Task requirements:
In the material beneath, how many lines contain the word "title"? Give the count alone.

▬▬▬

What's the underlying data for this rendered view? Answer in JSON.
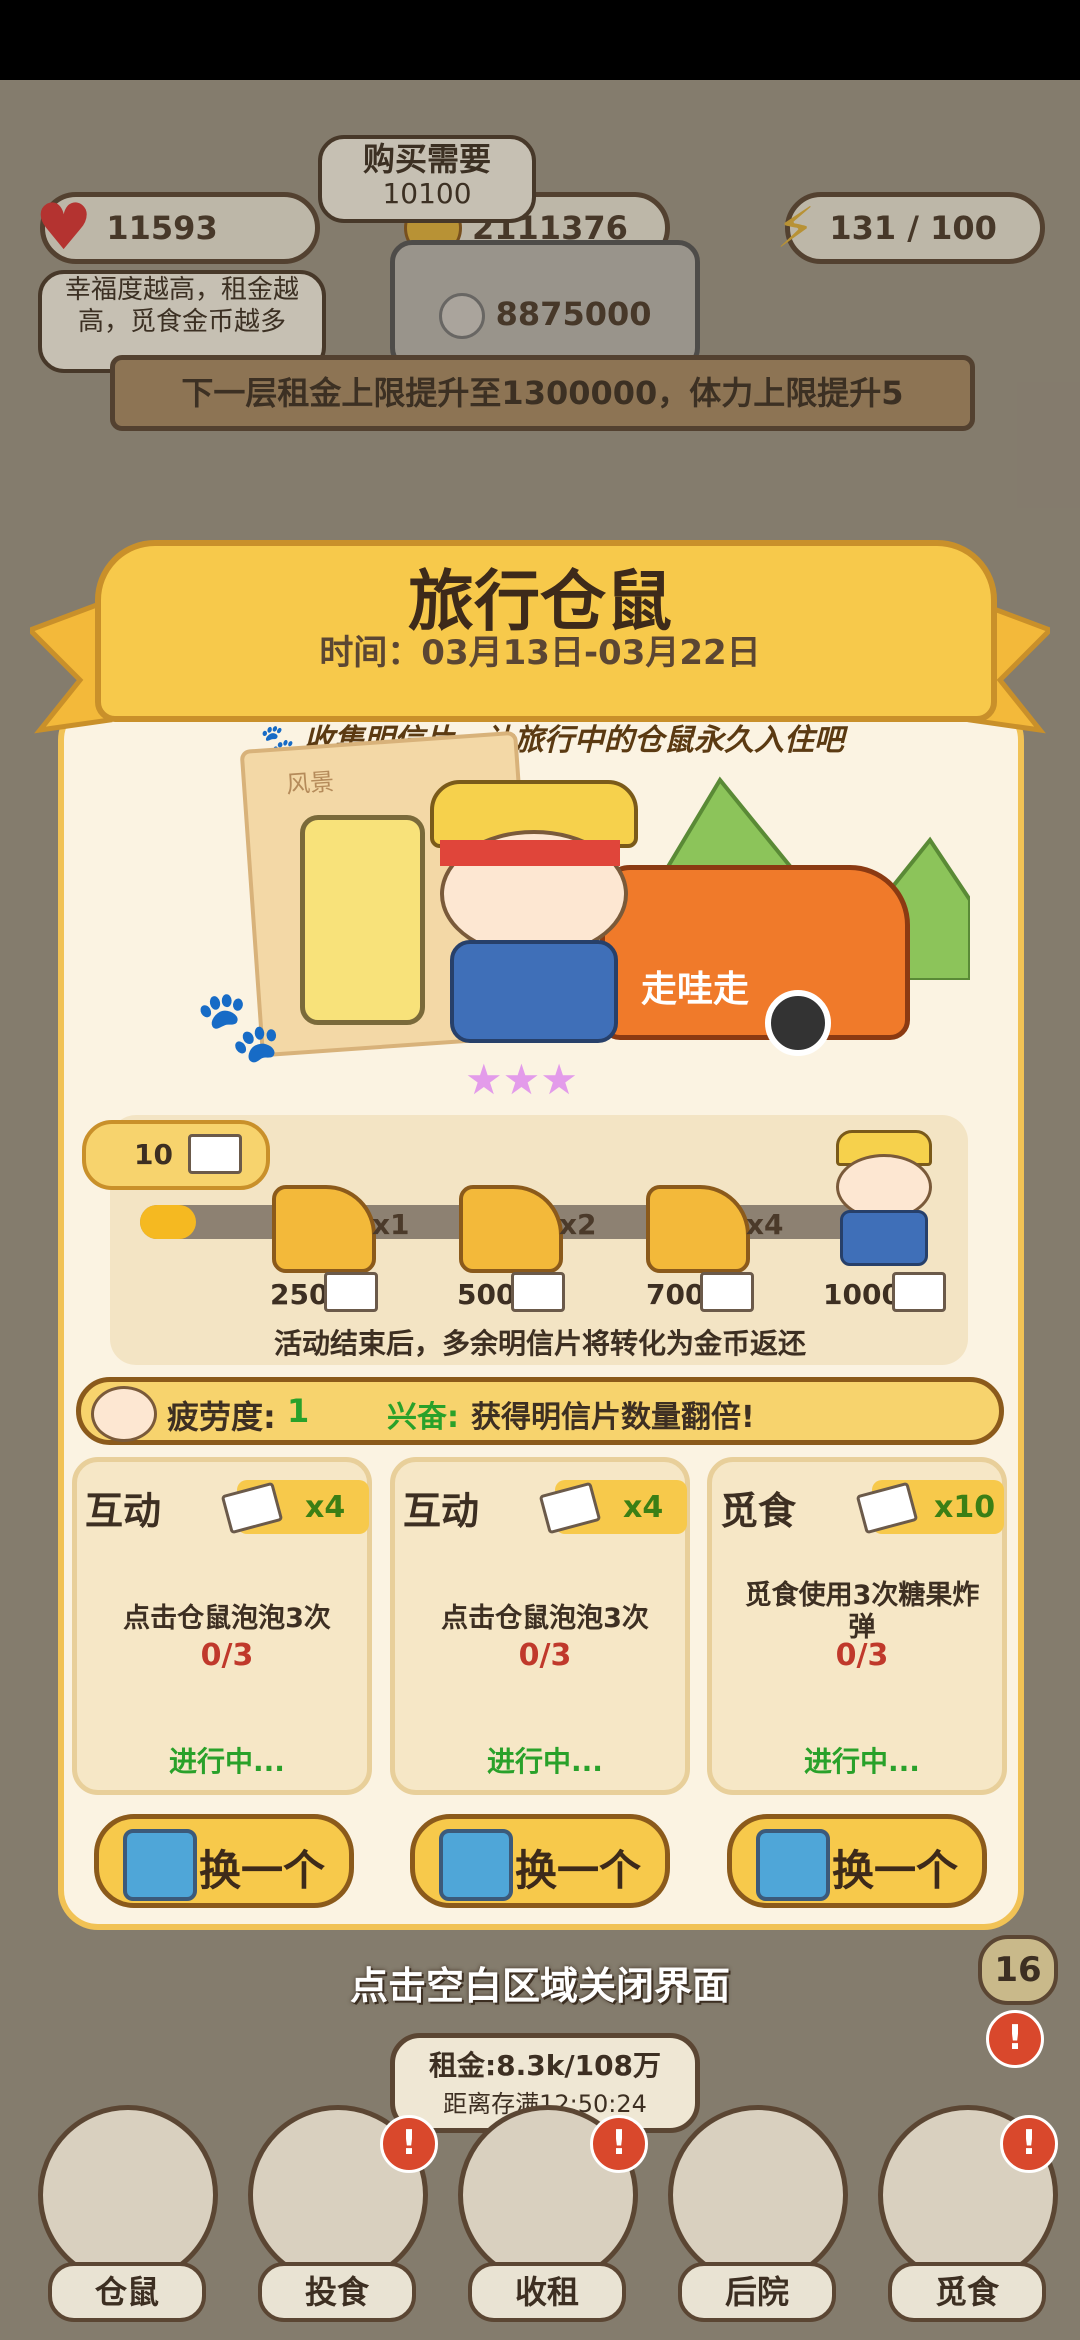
{
  "hud": {
    "hearts": "11593",
    "coins": "2111376",
    "energy": "131 / 100",
    "buy_need_label": "购买需要",
    "buy_need_value": "10100",
    "happiness_tip": "幸福度越高，租金越高，觅食金币越多",
    "price_value": "8875000",
    "next_floor_text": "下一层租金上限提升至1300000，体力上限提升5"
  },
  "event": {
    "title": "旅行仓鼠",
    "date": "时间：03月13日-03月22日",
    "tagline": "收集明信片，让旅行中的仓鼠永久入住吧",
    "postcard_label": "风景",
    "bus_label": "走哇走",
    "postcard_count": "10",
    "milestones": [
      {
        "value": "250",
        "mult": "x1"
      },
      {
        "value": "500",
        "mult": "x2"
      },
      {
        "value": "700",
        "mult": "x4"
      },
      {
        "value": "1000",
        "mult": ""
      }
    ],
    "progress_fraction": 0.01,
    "end_note": "活动结束后，多余明信片将转化为金币返还",
    "fatigue_label": "疲劳度:",
    "fatigue_value": "1",
    "excite_label": "兴奋:",
    "excite_text": "获得明信片数量翻倍!"
  },
  "tasks": [
    {
      "type": "互动",
      "reward": "x4",
      "desc": "点击仓鼠泡泡3次",
      "progress": "0/3",
      "status": "进行中..."
    },
    {
      "type": "互动",
      "reward": "x4",
      "desc": "点击仓鼠泡泡3次",
      "progress": "0/3",
      "status": "进行中..."
    },
    {
      "type": "觅食",
      "reward": "x10",
      "desc": "觅食使用3次糖果炸弹",
      "progress": "0/3",
      "status": "进行中..."
    }
  ],
  "swap_label": "换一个",
  "close_hint": "点击空白区域关闭界面",
  "side_count": "16",
  "rent": {
    "line1": "租金:8.3k/108万",
    "line2": "距离存满12:50:24"
  },
  "nav": [
    "仓鼠",
    "投食",
    "收租",
    "后院",
    "觅食"
  ],
  "colors": {
    "accent": "#f7c94b",
    "progress_red": "#c0392b",
    "status_green": "#29a12a"
  }
}
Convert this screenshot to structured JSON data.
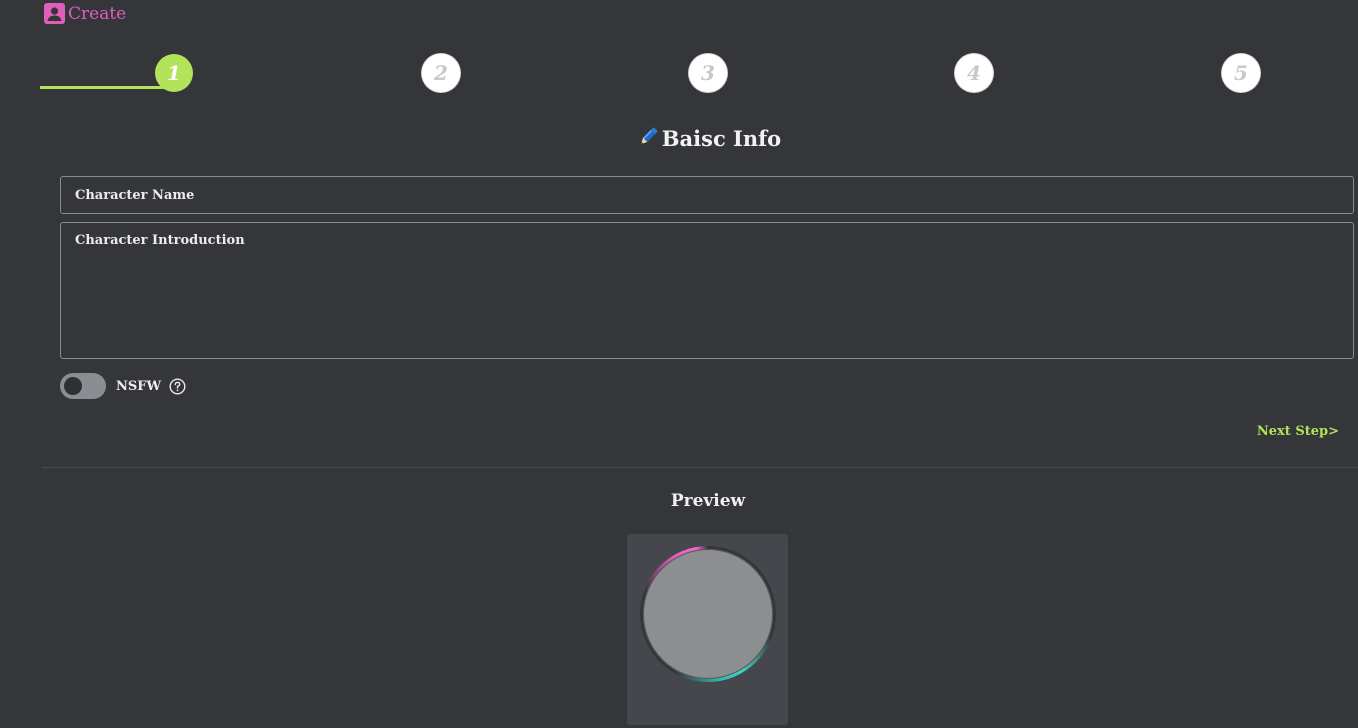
{
  "header": {
    "title": "Create",
    "icon": "user-card-icon",
    "color": "#e15fbb"
  },
  "stepper": {
    "steps": [
      "1",
      "2",
      "3",
      "4",
      "5"
    ],
    "active_index": 0,
    "active_color": "#b2e35a"
  },
  "section": {
    "icon": "pencil-icon",
    "title": "Baisc Info"
  },
  "form": {
    "name_placeholder": "Character Name",
    "intro_placeholder": "Character Introduction",
    "nsfw_label": "NSFW",
    "nsfw_enabled": false,
    "help_icon": "question-circle-icon"
  },
  "actions": {
    "next_step": "Next Step>"
  },
  "preview": {
    "title": "Preview"
  }
}
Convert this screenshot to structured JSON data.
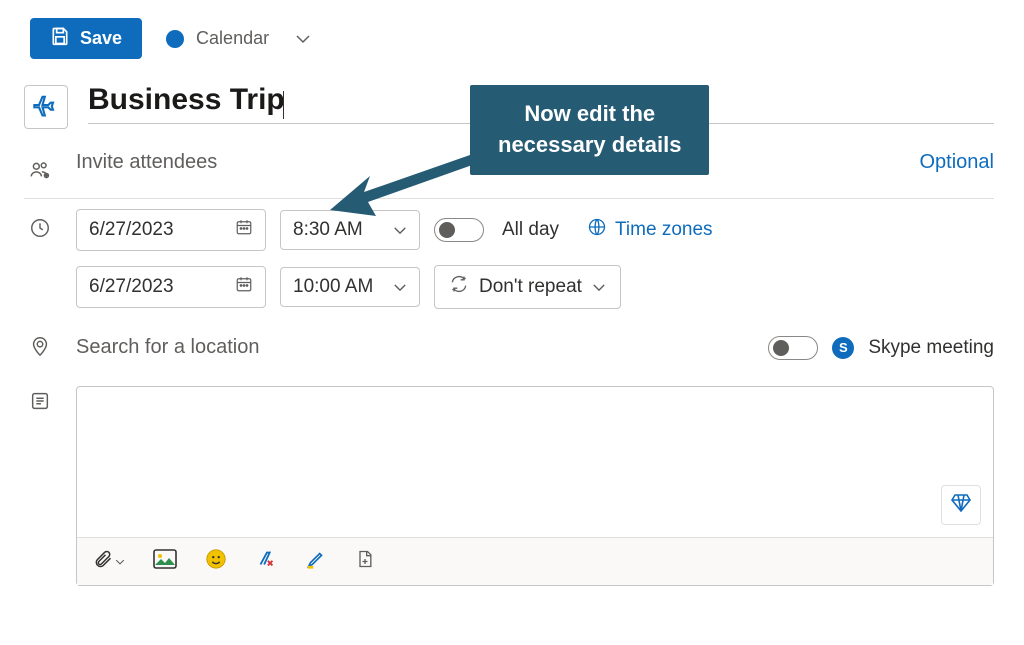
{
  "toolbar": {
    "save_label": "Save",
    "calendar_label": "Calendar"
  },
  "event": {
    "title": "Business Trip",
    "icon_name": "airplane"
  },
  "attendees": {
    "placeholder": "Invite attendees",
    "optional_label": "Optional"
  },
  "datetime": {
    "start_date": "6/27/2023",
    "start_time": "8:30 AM",
    "end_date": "6/27/2023",
    "end_time": "10:00 AM",
    "allday_label": "All day",
    "allday_on": false,
    "timezones_label": "Time zones",
    "repeat_label": "Don't repeat"
  },
  "location": {
    "placeholder": "Search for a location",
    "skype_label": "Skype meeting",
    "skype_on": false
  },
  "annotation": {
    "line1": "Now edit the",
    "line2": "necessary details"
  }
}
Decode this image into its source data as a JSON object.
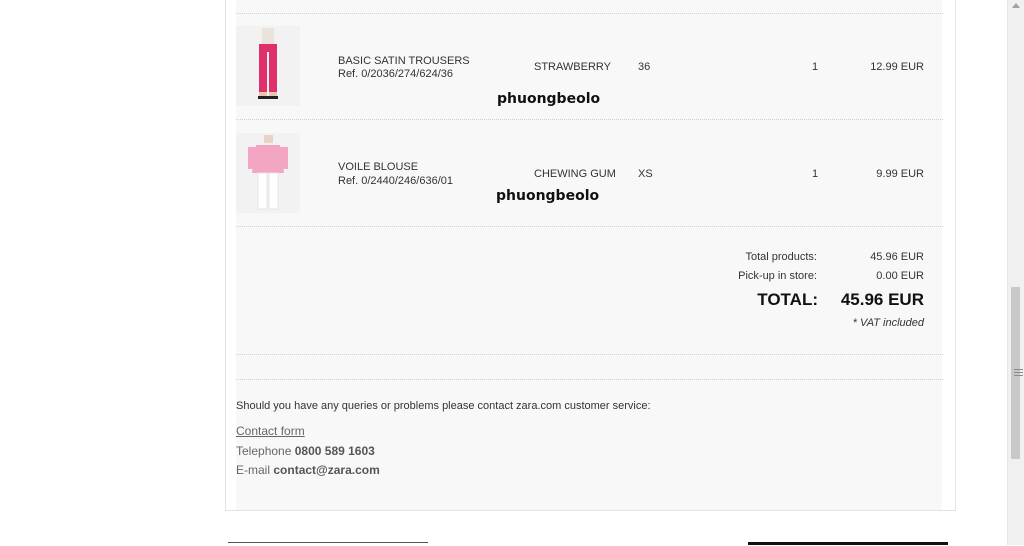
{
  "order": {
    "items": [
      {
        "name": "BASIC SATIN TROUSERS",
        "ref": "Ref. 0/2036/274/624/36",
        "color": "STRAWBERRY",
        "size": "36",
        "quantity": "1",
        "price": "12.99 EUR",
        "watermark": "phuongbeolo",
        "image": "trousers-product-image"
      },
      {
        "name": "VOILE BLOUSE",
        "ref": "Ref. 0/2440/246/636/01",
        "color": "CHEWING GUM",
        "size": "XS",
        "quantity": "1",
        "price": "9.99 EUR",
        "watermark": "phuongbeolo",
        "image": "blouse-product-image"
      }
    ],
    "totals": {
      "products_label": "Total products:",
      "products_value": "45.96 EUR",
      "pickup_label": "Pick-up in store:",
      "pickup_value": "0.00 EUR",
      "total_label": "TOTAL:",
      "total_value": "45.96 EUR",
      "vat_note": "* VAT included"
    }
  },
  "contact": {
    "intro": "Should you have any queries or problems please contact zara.com customer service:",
    "form_link": "Contact form",
    "telephone_label": "Telephone",
    "telephone_value": "0800 589 1603",
    "email_label": "E-mail",
    "email_value": "contact@zara.com"
  },
  "colors": {
    "trousers": "#e0306a",
    "blouse": "#f3a6c4",
    "panel_bg": "#f8f8f8"
  }
}
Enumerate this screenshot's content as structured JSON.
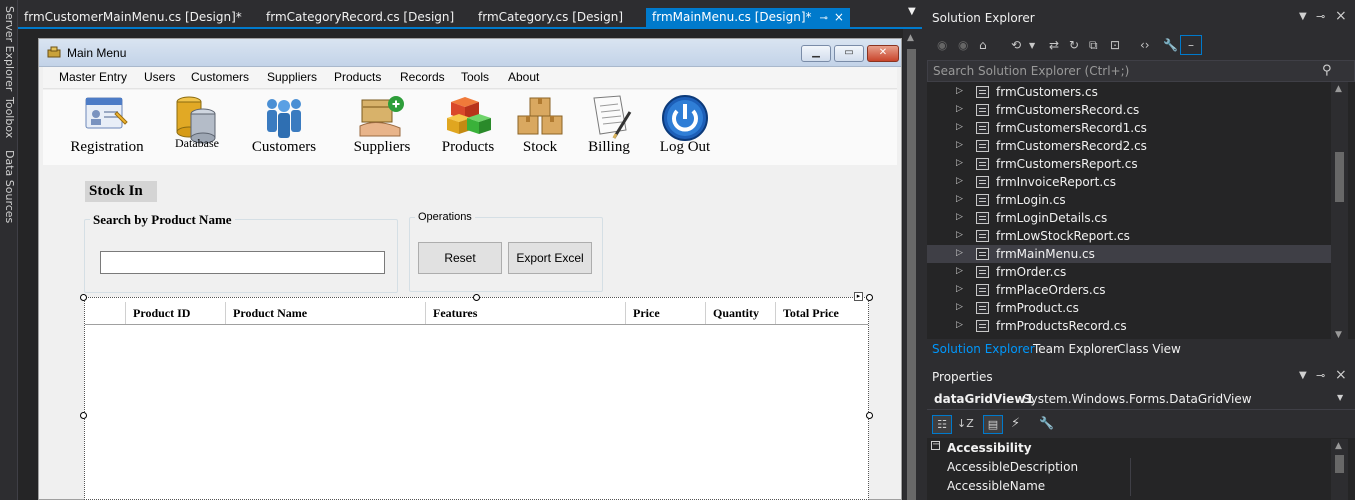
{
  "side_tabs": [
    "Server Explorer",
    "Toolbox",
    "Data Sources"
  ],
  "doc_tabs": [
    {
      "label": "frmCustomerMainMenu.cs [Design]*"
    },
    {
      "label": "frmCategoryRecord.cs [Design]"
    },
    {
      "label": "frmCategory.cs [Design]"
    },
    {
      "label": "frmMainMenu.cs [Design]*",
      "active": true
    }
  ],
  "form": {
    "title": "Main Menu",
    "menu": [
      "Master Entry",
      "Users",
      "Customers",
      "Suppliers",
      "Products",
      "Records",
      "Tools",
      "About"
    ],
    "toolbar": [
      {
        "label": "Registration",
        "icon": "registration-icon"
      },
      {
        "label": "Database",
        "icon": "database-icon"
      },
      {
        "label": "Customers",
        "icon": "customers-icon"
      },
      {
        "label": "Suppliers",
        "icon": "suppliers-icon"
      },
      {
        "label": "Products",
        "icon": "products-icon"
      },
      {
        "label": "Stock",
        "icon": "stock-icon"
      },
      {
        "label": "Billing",
        "icon": "billing-icon"
      },
      {
        "label": "Log Out",
        "icon": "logout-icon"
      }
    ],
    "section_label": "Stock In",
    "search_group": {
      "title": "Search by Product Name",
      "value": ""
    },
    "operations_group": {
      "title": "Operations",
      "reset_label": "Reset",
      "export_label": "Export Excel"
    },
    "grid_columns": [
      "Product ID",
      "Product Name",
      "Features",
      "Price",
      "Quantity",
      "Total Price"
    ]
  },
  "solution_explorer": {
    "title": "Solution Explorer",
    "search_placeholder": "Search Solution Explorer (Ctrl+;)",
    "files": [
      "frmCustomers.cs",
      "frmCustomersRecord.cs",
      "frmCustomersRecord1.cs",
      "frmCustomersRecord2.cs",
      "frmCustomersReport.cs",
      "frmInvoiceReport.cs",
      "frmLogin.cs",
      "frmLoginDetails.cs",
      "frmLowStockReport.cs",
      "frmMainMenu.cs",
      "frmOrder.cs",
      "frmPlaceOrders.cs",
      "frmProduct.cs",
      "frmProductsRecord.cs"
    ],
    "selected": "frmMainMenu.cs",
    "tabs": [
      "Solution Explorer",
      "Team Explorer",
      "Class View"
    ]
  },
  "properties": {
    "title": "Properties",
    "object_name": "dataGridView1",
    "object_type": "System.Windows.Forms.DataGridView",
    "category": "Accessibility",
    "rows": [
      "AccessibleDescription",
      "AccessibleName"
    ]
  },
  "colors": {
    "accent": "#007acc",
    "panel_bg": "#252526",
    "chrome_bg": "#2d2d30",
    "form_bg": "#f0f0f0"
  }
}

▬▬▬

Problem solution:
10